On another level, our tradition tells us that our bodies are like the clothing for our souls.  Significantly, when Aharon’s time to pass on arrives, Gd tells Moshe to bring him and his son Elazar up to a cave in the mountains (there is disagreement just where these mountains are) and to strip his clothing off him.  The clothing is given over to his son Elazar, who then serves as Kohen Gadol (High Priest).  Aharon, no longer encumbered by externals, is then free to leave his body behind and become a pure soul once again.  The Midrash, in fact, has Moshe asking Gd to make his death as sublime as Aharon’s, a wish which Gd granted when He told Moshe to ascend Mt. Nebo and “die as your brother Aharon did” – that is, in the manner in which Aharon died, by simply passing out of his body and resuming his status as pure spirit.  This idea is of course reinforced in the story of the expulsion from the Garden of Eden, when Gd creates for humans “garments of skin.”  The simple reading would be leather garments, but given Adam and Eve’s immediately prior exalted status, one could almost say that really the simple meaning is that Gd clothed these purely spiritual creatures with human bodies, which are of course bounded by our skin.

Now let us take this one step further.  Gd is often called the “soul of the world.”  We understand this to mean that if we get past all the diversity of creation, we eventually arrive at Gd, the infinite, unique, unchanging basis of all this changing diversity.  But if this is the case, we can turn the analogy around and say: just as the body is the clothing of the (individual human) soul, so the diverse creation is the clothing of “its” soul – Gd.  And just as clothing can both conceal and reveal, so it is with creation.  If we take a superficial look at the physical universe we see that it pretty much “runs by itself.”  While the question of the origins of creation are probably beyond the ken of modern science, many scientists feel that our understanding of the physical world allows us to answer along with Laplace’s comment about Gd: “I have no need for that hypothesis.”  Indeed, the age of science that we are in is described in Jewish tradition as a time of hester panim – the “hiding” of Gd’s face.

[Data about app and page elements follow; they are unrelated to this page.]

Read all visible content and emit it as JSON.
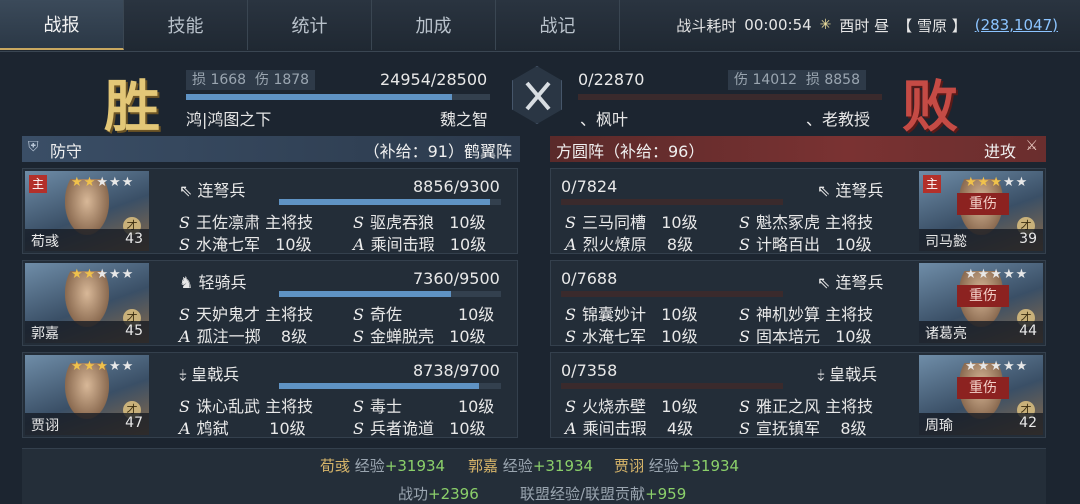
{
  "tabs": [
    "战报",
    "技能",
    "统计",
    "加成",
    "战记"
  ],
  "battle_info": {
    "duration_label": "战斗耗时",
    "duration": "00:00:54",
    "time_label": "酉时 昼",
    "terrain": "【 雪原 】",
    "coordinates": "(283,1047)"
  },
  "result": {
    "victory_text": "胜",
    "defeat_text": "败",
    "left": {
      "loss_label": "损",
      "loss": "1668",
      "damage_label": "伤",
      "damage": "1878",
      "troops": "24954/28500",
      "troops_fraction": 0.8756,
      "alliance": "鸿|鸿图之下",
      "player": "魏之智"
    },
    "right": {
      "loss_label": "损",
      "loss": "8858",
      "damage_label": "伤",
      "damage": "14012",
      "troops": "0/22870",
      "troops_fraction": 0,
      "alliance": "、枫叶",
      "player": "、老教授"
    }
  },
  "left_panel": {
    "stance": "防守",
    "supply": "（补给：91）鹤翼阵"
  },
  "right_panel": {
    "formation": "方圆阵（补给：96）",
    "stance": "进攻"
  },
  "left_generals": [
    {
      "name": "荀彧",
      "level": "43",
      "main": "主",
      "stars": 5,
      "lit_stars": 2,
      "troop_type": "连弩兵",
      "troop_icon": "crossbow-icon",
      "hp": "8856/9300",
      "hp_fraction": 0.952,
      "skills": [
        {
          "grade": "S",
          "name": "王佐凛肃",
          "level": "主将技"
        },
        {
          "grade": "S",
          "name": "驱虎吞狼",
          "level": "10级"
        },
        {
          "grade": "S",
          "name": "水淹七军",
          "level": "10级"
        },
        {
          "grade": "A",
          "name": "乘间击瑕",
          "level": "10级"
        }
      ]
    },
    {
      "name": "郭嘉",
      "level": "45",
      "main": "",
      "stars": 5,
      "lit_stars": 2,
      "troop_type": "轻骑兵",
      "troop_icon": "cavalry-icon",
      "hp": "7360/9500",
      "hp_fraction": 0.775,
      "skills": [
        {
          "grade": "S",
          "name": "天妒鬼才",
          "level": "主将技"
        },
        {
          "grade": "S",
          "name": "奇佐",
          "level": "10级"
        },
        {
          "grade": "A",
          "name": "孤注一掷",
          "level": "8级"
        },
        {
          "grade": "S",
          "name": "金蝉脱壳",
          "level": "10级"
        }
      ]
    },
    {
      "name": "贾诩",
      "level": "47",
      "main": "",
      "stars": 5,
      "lit_stars": 3,
      "troop_type": "皇戟兵",
      "troop_icon": "halberd-icon",
      "hp": "8738/9700",
      "hp_fraction": 0.9,
      "skills": [
        {
          "grade": "S",
          "name": "诛心乱武",
          "level": "主将技"
        },
        {
          "grade": "S",
          "name": "毒士",
          "level": "10级"
        },
        {
          "grade": "A",
          "name": "鸩弑",
          "level": "10级"
        },
        {
          "grade": "S",
          "name": "兵者诡道",
          "level": "10级"
        }
      ]
    }
  ],
  "right_generals": [
    {
      "name": "司马懿",
      "level": "39",
      "main": "主",
      "stars": 5,
      "lit_stars": 3,
      "injured": "重伤",
      "troop_type": "连弩兵",
      "troop_icon": "crossbow-icon",
      "hp": "0/7824",
      "hp_fraction": 0,
      "skills": [
        {
          "grade": "S",
          "name": "三马同槽",
          "level": "10级"
        },
        {
          "grade": "S",
          "name": "魁杰冢虎",
          "level": "主将技"
        },
        {
          "grade": "A",
          "name": "烈火燎原",
          "level": "8级"
        },
        {
          "grade": "S",
          "name": "计略百出",
          "level": "10级"
        }
      ]
    },
    {
      "name": "诸葛亮",
      "level": "44",
      "main": "",
      "stars": 5,
      "lit_stars": 0,
      "injured": "重伤",
      "troop_type": "连弩兵",
      "troop_icon": "crossbow-icon",
      "hp": "0/7688",
      "hp_fraction": 0,
      "skills": [
        {
          "grade": "S",
          "name": "锦囊妙计",
          "level": "10级"
        },
        {
          "grade": "S",
          "name": "神机妙算",
          "level": "主将技"
        },
        {
          "grade": "S",
          "name": "水淹七军",
          "level": "10级"
        },
        {
          "grade": "S",
          "name": "固本培元",
          "level": "10级"
        }
      ]
    },
    {
      "name": "周瑜",
      "level": "42",
      "main": "",
      "stars": 5,
      "lit_stars": 0,
      "injured": "重伤",
      "troop_type": "皇戟兵",
      "troop_icon": "halberd-icon",
      "hp": "0/7358",
      "hp_fraction": 0,
      "skills": [
        {
          "grade": "S",
          "name": "火烧赤壁",
          "level": "10级"
        },
        {
          "grade": "S",
          "name": "雅正之风",
          "level": "主将技"
        },
        {
          "grade": "A",
          "name": "乘间击瑕",
          "level": "4级"
        },
        {
          "grade": "S",
          "name": "宣抚镇军",
          "level": "8级"
        }
      ]
    }
  ],
  "rewards": {
    "exp_label": "经验",
    "exp": [
      {
        "name": "荀彧",
        "value": "+31934"
      },
      {
        "name": "郭嘉",
        "value": "+31934"
      },
      {
        "name": "贾诩",
        "value": "+31934"
      }
    ],
    "merit_label": "战功",
    "merit": "+2396",
    "alliance_label": "联盟经验/联盟贡献",
    "alliance_value": "+959"
  },
  "colors": {
    "accent_gold": "#d8b66a",
    "gain_green": "#8bd06a",
    "defense_blue": "#3a4e66",
    "attack_red": "#7a3232"
  }
}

If we take a deeper look at the marvelous structure of creation, and look, perhaps outside science, for answers to questions of ultimate origins, we see that the creation can reveal Gd’s existence and intelligence.  In the words of Rambam (Hilchot yesodei haTorah 2:2): When [a person] contemplates Gd’s handiwork, and analyzes His amazing and wondrous creations, he witnesses Gd’s wisdom which has no measure or limit.  Immediately he is filled with love and praise for Gd and yearns to know Him.  Such thoughts fill the person with a profound sense of awe… .  Einstein, some 7 centuries later, spoke in similar terms: If something is in me which can be called religious then it is the unbounded admiration for the structure of the world so far as our science can reveal it.  (You can find many more quotes on this theme at  Modern science is of course based on measurement, and measurement means comparison with a standard (e.g. a meter stick or a kilogram weight).  This means that science intrinsically deals with finite values.  Nevertheless, science has allowed us to glimpse the structure of creation at finer and finer levels, leading us, if we will let it, to finer and finer appreciation of the Creator.

In the Temple in Jerusalem there was a curtain that separated the Holy of Holies from the rest of the sanctuary.  The Kohen Gadol went behind the curtain, where the Ark containing the Tablets Gd gave Moshe rested, only once a year, on Yom Kippur.  The two staves by which the Ark was carried during the 40 years in the desert were still emplaced in their rings as the Torah commands (see last week’s Parashah).  The staves pushed out against the curtain just a little bit.  The curtain concealed the Ark, yet hinted at its presence.  Creation conceals Gd, yet if we are aware, it also hints at His presence, as King Solomon writes: Standing behind the wall, peering through the windows, peeking through the lattice.  It’s just up to use to learn to see the curtain, but know Who is behind it all.